‘Instead of at work, the suspect was often at home or even on holiday.
“Corrections officers who steal taxpayer dollars by fraudulently obtaining compensation should take note of today’s arrest and know that this office is working with our law enforcement partners to root out corruption on Rikers Island.”
“Internicola’s alleged crime taints every law enforcement officer who takes an oath to uphold the law,” said FBI Assistant Director Smith.
The federal complaint says the employee logged 2,250 hours over an 18-month period — while actually vacationing in Aruba and the Jersey Shore.
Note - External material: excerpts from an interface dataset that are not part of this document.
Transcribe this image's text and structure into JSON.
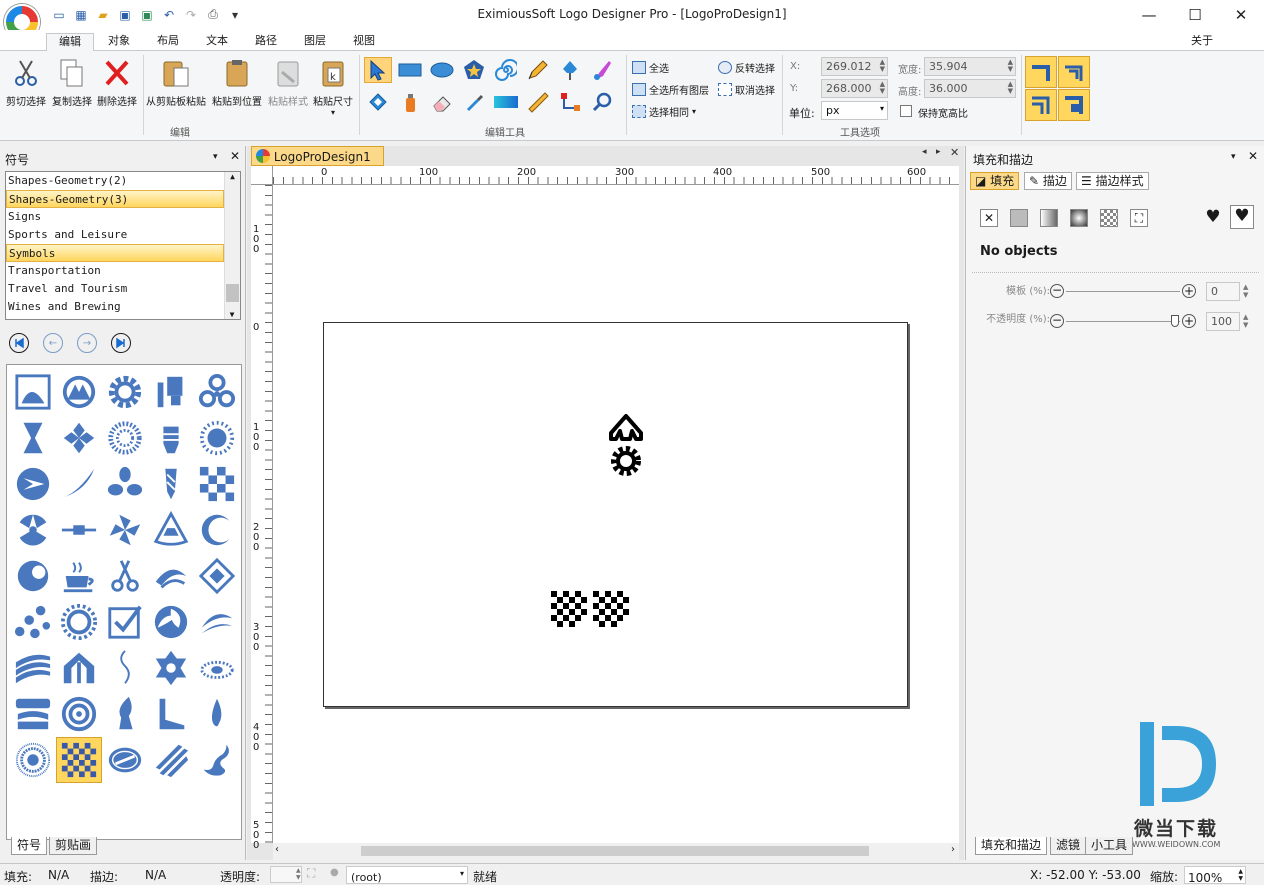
{
  "window": {
    "title": "EximiousSoft Logo Designer Pro - [LogoProDesign1]",
    "about": "关于"
  },
  "ribbon_tabs": [
    "编辑",
    "对象",
    "布局",
    "文本",
    "路径",
    "图层",
    "视图"
  ],
  "ribbon": {
    "edit_group": {
      "label": "编辑",
      "buttons": [
        "剪切选择",
        "复制选择",
        "删除选择",
        "从剪贴板粘贴",
        "粘贴到位置",
        "粘贴样式",
        "粘贴尺寸"
      ]
    },
    "tools_group": {
      "label": "编辑工具"
    },
    "select_group": {
      "select_all": "全选",
      "select_all_layers": "全选所有图层",
      "select_same": "选择相同",
      "invert": "反转选择",
      "deselect": "取消选择"
    },
    "options_group": {
      "label": "工具选项",
      "x_label": "X:",
      "x_value": "269.012",
      "y_label": "Y:",
      "y_value": "268.000",
      "w_label": "宽度:",
      "w_value": "35.904",
      "h_label": "高度:",
      "h_value": "36.000",
      "unit_label": "单位:",
      "unit_value": "px",
      "keep_ratio": "保持宽高比"
    }
  },
  "symbols_panel": {
    "title": "符号",
    "list": [
      "Shapes-Geometry(2)",
      "Shapes-Geometry(3)",
      "Signs",
      "Sports and Leisure",
      "Symbols",
      "Transportation",
      "Travel and Tourism",
      "Wines and Brewing"
    ],
    "highlighted": [
      "Shapes-Geometry(3)",
      "Symbols"
    ],
    "tabs": [
      "符号",
      "剪贴画"
    ]
  },
  "document": {
    "tab": "LogoProDesign1",
    "ruler_h": [
      "0",
      "100",
      "200",
      "300",
      "400",
      "500",
      "600"
    ],
    "ruler_v": [
      "100",
      "0",
      "100",
      "200",
      "300",
      "400",
      "500"
    ]
  },
  "fill_panel": {
    "title": "填充和描边",
    "tabs": [
      "填充",
      "描边",
      "描边样式"
    ],
    "no_objects": "No objects",
    "blur_label": "模板 (%):",
    "blur_value": "0",
    "opacity_label": "不透明度 (%):",
    "opacity_value": "100",
    "bottom_tabs": [
      "填充和描边",
      "滤镜",
      "小工具"
    ]
  },
  "watermark": {
    "title": "微当下载",
    "url": "WWW.WEIDOWN.COM"
  },
  "status": {
    "fill_label": "填充:",
    "fill_value": "N/A",
    "stroke_label": "描边:",
    "stroke_value": "N/A",
    "opacity_label": "透明度:",
    "root": "(root)",
    "ready": "就绪",
    "coords": "X: -52.00 Y: -53.00",
    "zoom_label": "缩放:",
    "zoom_value": "100%"
  },
  "colors": {
    "accent": "#2a5ea8",
    "symbol_blue": "#4a78be",
    "highlight": "#ffd65e",
    "ribbon_bg": "#f5f6f7"
  }
}
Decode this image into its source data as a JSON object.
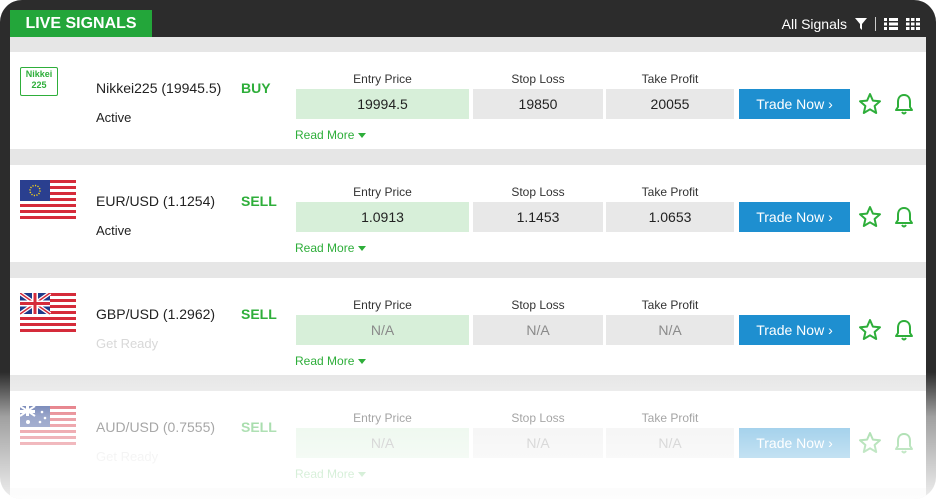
{
  "header": {
    "live_signals": "LIVE SIGNALS",
    "all_signals": "All Signals"
  },
  "columns": {
    "entry_price": "Entry Price",
    "stop_loss": "Stop Loss",
    "take_profit": "Take Profit"
  },
  "actions": {
    "read_more": "Read More",
    "trade_now": "Trade Now ›"
  },
  "signals": [
    {
      "asset": "Nikkei225",
      "name": "Nikkei225 (19945.5)",
      "side": "BUY",
      "status": "Active",
      "entry": "19994.5",
      "stop": "19850",
      "take": "20055",
      "logo_text": "Nikkei 225"
    },
    {
      "asset": "EUR/USD",
      "name": "EUR/USD (1.1254)",
      "side": "SELL",
      "status": "Active",
      "entry": "1.0913",
      "stop": "1.1453",
      "take": "1.0653"
    },
    {
      "asset": "GBP/USD",
      "name": "GBP/USD (1.2962)",
      "side": "SELL",
      "status": "Get Ready",
      "entry": "N/A",
      "stop": "N/A",
      "take": "N/A"
    },
    {
      "asset": "AUD/USD",
      "name": "AUD/USD (0.7555)",
      "side": "SELL",
      "status": "Get Ready",
      "entry": "N/A",
      "stop": "N/A",
      "take": "N/A"
    }
  ],
  "colors": {
    "brand_green": "#23a63a",
    "trade_blue": "#1e8fd0",
    "entry_bg": "#d7efd9"
  }
}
In the photo: Rikers Island
“The FBI has a zero-tolerance policy for individuals who commit fraud and steal from law-abiding taxpayers.”
DOI Commissioner Strauber said, “This corrections officer, as charged, stole over $171,000 from the City by falsely claiming he was working at Rikers Island, including overtime, when in fact he was vacationing in Aruba and the Jersey Shore, or at home on Staten Island.
“His false time sheets reportedly show 2,250 hours of non-work, a staggering figure.
“I thank the United States Attorney’s Office for the Eastern District of New York for its commitment to protecting the City’s resources – including salaries paid to City workers – from theft and misuse.”
The New York City Department of Correction said, “This alleged conduct is despicable and undermines the public’s trust in our workforce.
“New Yorkers can rest assured that our agency will relentlessly pursue employees who steal from hardworking taxpayers.
The New York City government official faced federal charges for allegedly pocketing $171,000 in fake overtime pay while he was actually on vacation in Aruba
We will work with our law enforcement partners to prosecute these individuals to the fullest extent of the law.”
According to the complaint, Internicola fraudulently received more than $171,000 in salary and overtime by lying about the hours he worked from at least July 2021 to January 2023.
Based on license plate reader data, EZ Pass toll data and cell site location information, Internicola often arrived at work more than two hours late and left work several hours early, claim prosecutors.
If convicted, the suspect faces a prison sentence of ten years.
He was released on a $150,000 bond pending his next court appearance.